Fewer than 15% of those surveyed agree that the introduction of the euro in all EU countries would be “most helpful for the future of Europe”. And fewer still agree that a common army would be helpful. Both are priorities for the EU so will go ahead despite this lack of enthusiasm on the part of its citizens.
[F] “In the aftermath of the wars and deep divisions on our continent, the EU secured peace, democracy and enabled our countries to prosper.”
This they have to keep repeating until we all submit. Peace was not evident in the Balkans, democracy is debarred in the EU, and not all of “our countries” are prospering.
[G] “What our citizens need much more is that someone governs.”
“Because in our incomplete Union, there is no European leadership that can substitute national leadership.”
But all EU citizens are governed – by the national governments they elect and are allowed to dismiss periodically.
[K] Three main sections of the Five Presidents Report are titled: Towards Economic Union, Towards Financial Union and Towards Fiscal Union. The fourth, which might fairly be titled Towards Political Union, is in fact titled Democratic Accountability, Legitimacy and Institutional Strengthening. We’ve already noted the fudge involved in defining ‘convergence’ as progress towards both prosperity and the supra-national state and in the choice of this fourth section title the fudge become outright deceit.
We can fairly take “Institutional Strengthening” to mean political union. This is too sensitive to make explicit and the authors (the Presidents) want us to believe something else, that the juxtaposition of institutional strengthening with democratic accountability and legitimacy carries a causal connotation: institutional strengthening will lead to democratic accountability and legitimacy. Or, to put it more bluntly but even less plausibly, the proposed political union is democratic and therefore legitimate.
This implausibility is what the EU wants to hide; they want us (both member states and citizens) to believe that the EU is truly democratic and that the Union can deliver prosperity (while in fact they have done away with democracy and prosperity too for many young people plus some whole nations).
To the EU mandarins “greater democratic accountability, legitimacy and institutional strengthening… means and requires more dialogue, greater mutual trust and a stronger capacity to act collectively.”
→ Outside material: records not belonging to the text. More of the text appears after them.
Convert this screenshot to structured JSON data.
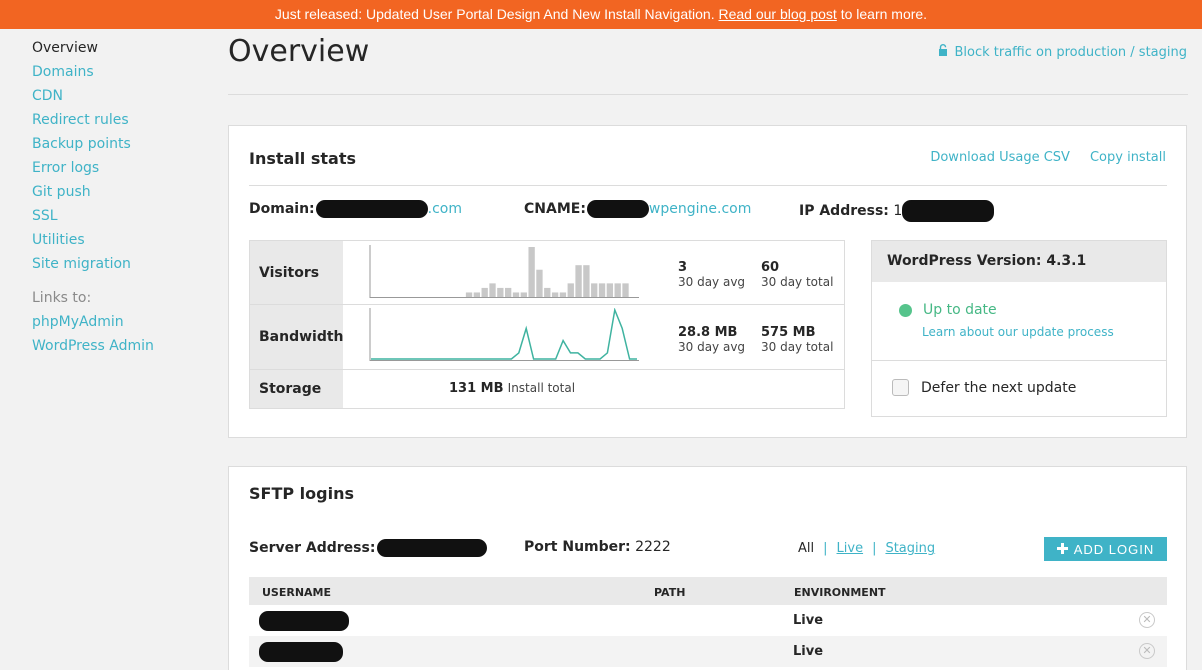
{
  "banner": {
    "text_before": "Just released: Updated User Portal Design And New Install Navigation. ",
    "link": "Read our blog post",
    "text_after": " to learn more."
  },
  "sidebar": {
    "items": [
      {
        "label": "Overview"
      },
      {
        "label": "Domains"
      },
      {
        "label": "CDN"
      },
      {
        "label": "Redirect rules"
      },
      {
        "label": "Backup points"
      },
      {
        "label": "Error logs"
      },
      {
        "label": "Git push"
      },
      {
        "label": "SSL"
      },
      {
        "label": "Utilities"
      },
      {
        "label": "Site migration"
      }
    ],
    "links_label": "Links to:",
    "links": [
      {
        "label": "phpMyAdmin"
      },
      {
        "label": "WordPress Admin"
      }
    ]
  },
  "header": {
    "title": "Overview",
    "block_traffic": "Block traffic on production / staging"
  },
  "install_stats": {
    "title": "Install stats",
    "download_csv": "Download Usage CSV",
    "copy_install": "Copy install",
    "domain_label": "Domain:",
    "domain_suffix": ".com",
    "cname_label": "CNAME:",
    "cname_suffix": "wpengine.com",
    "ip_label": "IP Address:",
    "ip_prefix": "1",
    "visitors": {
      "label": "Visitors",
      "avg": "3",
      "avg_caption": "30 day avg",
      "total": "60",
      "total_caption": "30 day total",
      "spark": [
        0,
        0,
        0,
        0,
        0,
        0,
        0,
        0,
        0,
        0,
        0,
        0,
        1,
        1,
        2,
        3,
        2,
        2,
        1,
        1,
        11,
        6,
        2,
        1,
        1,
        3,
        7,
        7,
        3,
        3,
        3,
        3,
        3,
        0
      ]
    },
    "bandwidth": {
      "label": "Bandwidth",
      "avg": "28.8 MB",
      "avg_caption": "30 day avg",
      "total": "575 MB",
      "total_caption": "30 day total",
      "spark": [
        0,
        0,
        0,
        0,
        0,
        0,
        0,
        0,
        0,
        0,
        0,
        0,
        0,
        0,
        0,
        0,
        0,
        0,
        0,
        0,
        1,
        5,
        0,
        0,
        0,
        0,
        3,
        1,
        1,
        0,
        0,
        0,
        1,
        8,
        5,
        0,
        0
      ]
    },
    "storage": {
      "label": "Storage",
      "value": "131 MB",
      "caption": "Install total"
    }
  },
  "wordpress": {
    "version": "WordPress Version: 4.3.1",
    "status": "Up to date",
    "learn": "Learn about our update process",
    "defer": "Defer the next update"
  },
  "sftp": {
    "title": "SFTP logins",
    "server_label": "Server Address:",
    "port_label": "Port Number:",
    "port_value": "2222",
    "filter_all": "All",
    "filter_sep": "|",
    "filter_live": "Live",
    "filter_staging": "Staging",
    "add_login": "ADD LOGIN",
    "columns": {
      "username": "USERNAME",
      "path": "PATH",
      "environment": "ENVIRONMENT"
    },
    "rows": [
      {
        "environment": "Live"
      },
      {
        "environment": "Live"
      }
    ]
  },
  "colors": {
    "banner": "#f26522",
    "accent": "#3fb3c7",
    "status_ok": "#56c48c",
    "spark_bar": "#c8c8c8",
    "spark_line": "#3fb3a0"
  },
  "icons": {
    "block_traffic": "lock-icon",
    "status": "status-dot-icon",
    "add": "plus-icon",
    "delete": "remove-circle-icon"
  }
}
This section on political union (sorry – on “Democratic Accountability, Legitimacy and Institutional Strengthening”) is, perhaps not surprisingly, thin on democracy, on accountability, on legitimacy and on political union itself. There is reference to strengthening parliamentary oversight but this is not explained, unless it means only what are called “Economic dialogues”, which is elaborated somewhat. For example, “the European Commission could engage with the European Parliament at a plenary debate… Commission and Council representatives could participate in inter-parliamentary meetings in particular in the context of the European Parliamentary Week.”
In sum ‘democracy’ as used in the EU seems to amount to talking among themselves. Citizens need not reply.